Every entry, from the first to the last, should be written out exactly.

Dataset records
------------

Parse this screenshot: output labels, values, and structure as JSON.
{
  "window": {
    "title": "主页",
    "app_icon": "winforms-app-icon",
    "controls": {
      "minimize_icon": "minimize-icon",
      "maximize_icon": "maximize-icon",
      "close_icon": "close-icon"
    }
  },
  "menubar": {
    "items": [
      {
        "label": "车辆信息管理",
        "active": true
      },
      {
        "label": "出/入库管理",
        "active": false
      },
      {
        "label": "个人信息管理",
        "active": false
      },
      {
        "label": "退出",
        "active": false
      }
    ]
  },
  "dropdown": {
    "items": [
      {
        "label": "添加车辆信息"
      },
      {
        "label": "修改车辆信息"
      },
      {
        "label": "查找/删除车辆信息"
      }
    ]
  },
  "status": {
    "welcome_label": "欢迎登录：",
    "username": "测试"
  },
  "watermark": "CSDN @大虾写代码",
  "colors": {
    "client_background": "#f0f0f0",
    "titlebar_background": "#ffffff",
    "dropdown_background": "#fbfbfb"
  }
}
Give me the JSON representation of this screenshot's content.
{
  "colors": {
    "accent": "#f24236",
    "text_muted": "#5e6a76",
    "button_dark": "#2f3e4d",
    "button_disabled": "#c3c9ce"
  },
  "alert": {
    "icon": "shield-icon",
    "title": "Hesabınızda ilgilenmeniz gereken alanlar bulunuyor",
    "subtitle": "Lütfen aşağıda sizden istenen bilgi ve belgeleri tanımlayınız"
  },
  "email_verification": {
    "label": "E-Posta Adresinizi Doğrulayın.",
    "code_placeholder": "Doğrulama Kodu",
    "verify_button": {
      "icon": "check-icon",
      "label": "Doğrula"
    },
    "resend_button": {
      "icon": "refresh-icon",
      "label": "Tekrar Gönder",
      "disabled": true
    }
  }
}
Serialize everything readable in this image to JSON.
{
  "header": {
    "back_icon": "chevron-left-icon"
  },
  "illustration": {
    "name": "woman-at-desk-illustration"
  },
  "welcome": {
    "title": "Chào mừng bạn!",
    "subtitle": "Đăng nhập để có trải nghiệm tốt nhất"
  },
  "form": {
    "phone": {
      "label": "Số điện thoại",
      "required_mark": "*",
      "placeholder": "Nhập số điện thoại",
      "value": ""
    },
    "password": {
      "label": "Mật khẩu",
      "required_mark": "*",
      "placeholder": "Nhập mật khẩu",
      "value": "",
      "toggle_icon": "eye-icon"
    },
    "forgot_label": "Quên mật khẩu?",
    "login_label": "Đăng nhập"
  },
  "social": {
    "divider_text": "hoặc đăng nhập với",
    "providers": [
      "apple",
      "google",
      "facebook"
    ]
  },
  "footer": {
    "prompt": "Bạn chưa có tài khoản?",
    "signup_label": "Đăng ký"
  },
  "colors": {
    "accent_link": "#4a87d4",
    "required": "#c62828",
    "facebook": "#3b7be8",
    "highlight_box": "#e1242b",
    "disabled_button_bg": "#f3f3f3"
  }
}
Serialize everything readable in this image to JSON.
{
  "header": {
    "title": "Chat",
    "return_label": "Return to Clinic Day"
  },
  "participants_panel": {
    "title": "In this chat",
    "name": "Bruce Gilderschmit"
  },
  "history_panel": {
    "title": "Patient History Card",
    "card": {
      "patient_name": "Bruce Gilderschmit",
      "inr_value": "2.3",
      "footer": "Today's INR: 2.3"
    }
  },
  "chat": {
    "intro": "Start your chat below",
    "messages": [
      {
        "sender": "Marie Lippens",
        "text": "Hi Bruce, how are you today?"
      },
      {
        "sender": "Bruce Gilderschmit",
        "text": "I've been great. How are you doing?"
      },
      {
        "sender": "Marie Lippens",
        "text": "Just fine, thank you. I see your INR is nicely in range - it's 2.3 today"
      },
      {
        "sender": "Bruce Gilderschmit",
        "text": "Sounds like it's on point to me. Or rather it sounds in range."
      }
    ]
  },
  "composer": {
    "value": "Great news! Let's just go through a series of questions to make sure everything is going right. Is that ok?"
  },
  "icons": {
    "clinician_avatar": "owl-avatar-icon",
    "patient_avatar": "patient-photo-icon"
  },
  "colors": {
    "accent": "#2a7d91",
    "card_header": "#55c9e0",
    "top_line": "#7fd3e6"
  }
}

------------

SOLUTION TO THIS EXERCISE:
Parse this screenshot: output labels, values, and structure as JSON.
{
  "window": {
    "title": "主页",
    "app_icon": "winforms-app-icon",
    "controls": {
      "minimize_icon": "minimize-icon",
      "maximize_icon": "maximize-icon",
      "close_icon": "close-icon"
    }
  },
  "menubar": {
    "items": [
      {
        "label": "车辆信息管理",
        "active": true
      },
      {
        "label": "出/入库管理",
        "active": false
      },
      {
        "label": "个人信息管理",
        "active": false
      },
      {
        "label": "退出",
        "active": false
      }
    ]
  },
  "dropdown": {
    "items": [
      {
        "label": "添加车辆信息"
      },
      {
        "label": "修改车辆信息"
      },
      {
        "label": "查找/删除车辆信息"
      }
    ]
  },
  "status": {
    "welcome_label": "欢迎登录：",
    "username": "测试"
  },
  "watermark": "CSDN @大虾写代码",
  "colors": {
    "client_background": "#f0f0f0",
    "titlebar_background": "#ffffff",
    "dropdown_background": "#fbfbfb"
  }
}
Give me the JSON representation of this screenshot's content.
{
  "colors": {
    "accent": "#f24236",
    "text_muted": "#5e6a76",
    "button_dark": "#2f3e4d",
    "button_disabled": "#c3c9ce"
  },
  "alert": {
    "icon": "shield-icon",
    "title": "Hesabınızda ilgilenmeniz gereken alanlar bulunuyor",
    "subtitle": "Lütfen aşağıda sizden istenen bilgi ve belgeleri tanımlayınız"
  },
  "email_verification": {
    "label": "E-Posta Adresinizi Doğrulayın.",
    "code_placeholder": "Doğrulama Kodu",
    "verify_button": {
      "icon": "check-icon",
      "label": "Doğrula"
    },
    "resend_button": {
      "icon": "refresh-icon",
      "label": "Tekrar Gönder",
      "disabled": true
    }
  }
}
Serialize everything readable in this image to JSON.
{
  "header": {
    "back_icon": "chevron-left-icon"
  },
  "illustration": {
    "name": "woman-at-desk-illustration"
  },
  "welcome": {
    "title": "Chào mừng bạn!",
    "subtitle": "Đăng nhập để có trải nghiệm tốt nhất"
  },
  "form": {
    "phone": {
      "label": "Số điện thoại",
      "required_mark": "*",
      "placeholder": "Nhập số điện thoại",
      "value": ""
    },
    "password": {
      "label": "Mật khẩu",
      "required_mark": "*",
      "placeholder": "Nhập mật khẩu",
      "value": "",
      "toggle_icon": "eye-icon"
    },
    "forgot_label": "Quên mật khẩu?",
    "login_label": "Đăng nhập"
  },
  "social": {
    "divider_text": "hoặc đăng nhập với",
    "providers": [
      "apple",
      "google",
      "facebook"
    ]
  },
  "footer": {
    "prompt": "Bạn chưa có tài khoản?",
    "signup_label": "Đăng ký"
  },
  "colors": {
    "accent_link": "#4a87d4",
    "required": "#c62828",
    "facebook": "#3b7be8",
    "highlight_box": "#e1242b",
    "disabled_button_bg": "#f3f3f3"
  }
}
Serialize everything readable in this image to JSON.
{
  "header": {
    "title": "Chat",
    "return_label": "Return to Clinic Day"
  },
  "participants_panel": {
    "title": "In this chat",
    "name": "Bruce Gilderschmit"
  },
  "history_panel": {
    "title": "Patient History Card",
    "card": {
      "patient_name": "Bruce Gilderschmit",
      "inr_value": "2.3",
      "footer": "Today's INR: 2.3"
    }
  },
  "chat": {
    "intro": "Start your chat below",
    "messages": [
      {
        "sender": "Marie Lippens",
        "text": "Hi Bruce, how are you today?"
      },
      {
        "sender": "Bruce Gilderschmit",
        "text": "I've been great. How are you doing?"
      },
      {
        "sender": "Marie Lippens",
        "text": "Just fine, thank you. I see your INR is nicely in range - it's 2.3 today"
      },
      {
        "sender": "Bruce Gilderschmit",
        "text": "Sounds like it's on point to me. Or rather it sounds in range."
      }
    ]
  },
  "composer": {
    "value": "Great news! Let's just go through a series of questions to make sure everything is going right. Is that ok?"
  },
  "icons": {
    "clinician_avatar": "owl-avatar-icon",
    "patient_avatar": "patient-photo-icon"
  },
  "colors": {
    "accent": "#2a7d91",
    "card_header": "#55c9e0",
    "top_line": "#7fd3e6"
  }
}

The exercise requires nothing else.